You might say that “no” is ”no”, but varying the way you say no can really make your writing colourful and interesting.
The origins behind expressions meaning “no” are worth the effort to get to know.
Originally Victorian slang, nix can be compared with the German nix, which is a colloquial shortened form of nichts (“nothing”).
The earliest sense of nope was actually another name for the bullfinch, used in the early 17th century – but fast forward to the late 19th century and nope is being used for no, with an apparently arbitrary extension, at around the same time that yep began being used for yes.
A non-standard spelling of no, nah is often used when representing southern English pronunciation, particularly cockney speech.
Though decried as slang by some, no way (for “no”) has a long history, dating back at least as far as the 18th century.
If you’re writing about a military character, you can say negative instead of no (as opposed to affirmative for yes). This probably started as a way of saying “no”’ over the radio so that it would be clearly understood.

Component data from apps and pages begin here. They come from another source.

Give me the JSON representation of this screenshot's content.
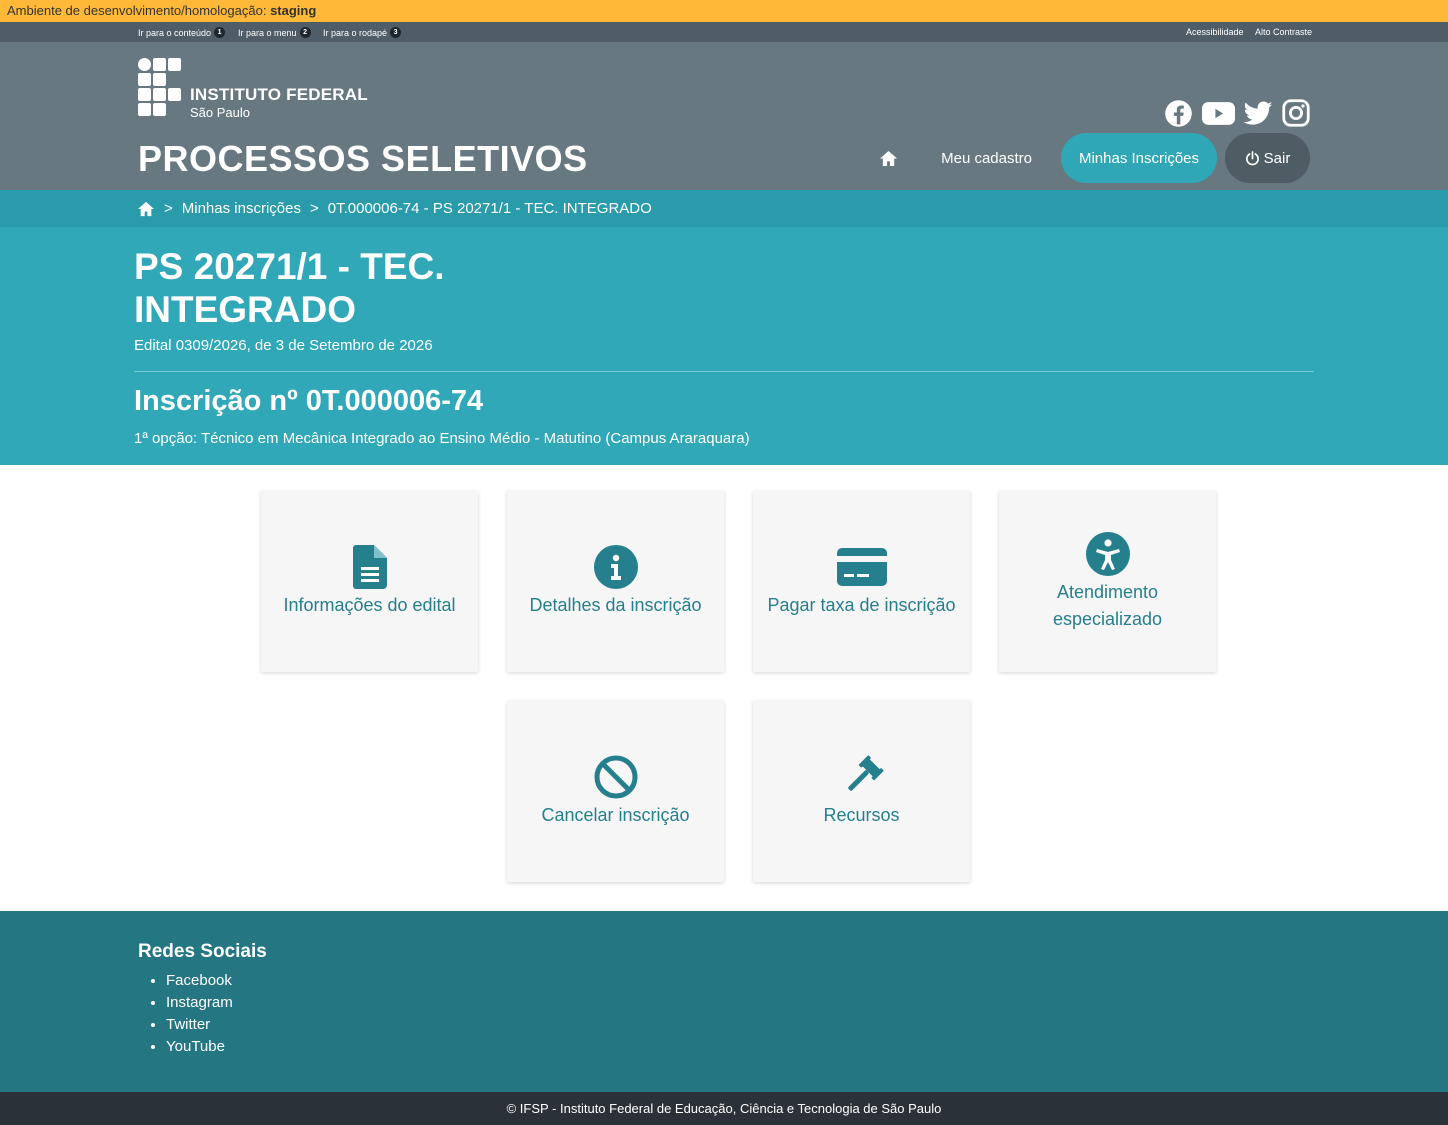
{
  "env": {
    "label": "Ambiente de desenvolvimento/homologação:",
    "value": "staging"
  },
  "skip_links": [
    {
      "label": "Ir para o conteúdo",
      "key": "1"
    },
    {
      "label": "Ir para o menu",
      "key": "2"
    },
    {
      "label": "Ir para o rodapé",
      "key": "3"
    }
  ],
  "utility_links": {
    "accessibility": "Acessibilidade",
    "contrast": "Alto Contraste"
  },
  "logo": {
    "name": "INSTITUTO FEDERAL",
    "campus": "São Paulo"
  },
  "site_title": "PROCESSOS SELETIVOS",
  "nav": {
    "meu_cadastro": "Meu cadastro",
    "minhas_inscricoes": "Minhas Inscrições",
    "sair": "Sair"
  },
  "breadcrumb": {
    "sep": ">",
    "item1": "Minhas inscrições",
    "item2": "0T.000006-74 - PS 20271/1 - TEC. INTEGRADO"
  },
  "hero": {
    "title": "PS 20271/1 - TEC. INTEGRADO",
    "edital": "Edital 0309/2026, de 3 de Setembro de 2026",
    "inscricao": "Inscrição nº 0T.000006-74",
    "opcao": "1ª opção: Técnico em Mecânica Integrado ao Ensino Médio - Matutino (Campus Araraquara)"
  },
  "cards": {
    "edital": "Informações do edital",
    "detalhes": "Detalhes da inscrição",
    "pagar": "Pagar taxa de inscrição",
    "atendimento": "Atendimento especializado",
    "cancelar": "Cancelar inscrição",
    "recursos": "Recursos"
  },
  "footer": {
    "heading": "Redes Sociais",
    "links": [
      "Facebook",
      "Instagram",
      "Twitter",
      "YouTube"
    ],
    "copyright": "© IFSP - Instituto Federal de Educação, Ciência e Tecnologia de São Paulo"
  },
  "colors": {
    "env_bar": "#ffb838",
    "header": "#677881",
    "accent": "#31a8b8",
    "card_text": "#257f8c",
    "footer": "#237682",
    "bottom": "#2b3138"
  }
}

Obviously pigs don’t fly, and pigs might fly, pigs have wings, and similar expressions are used to indicate impossibility. Alice’s Adventures of Wonderland was one of the first sources of this expression: ‘‘I’ve a right to think,’ said Alice sharply… ‘Just about as much right,’ said the Duchess, ‘as pigs have to fly.’’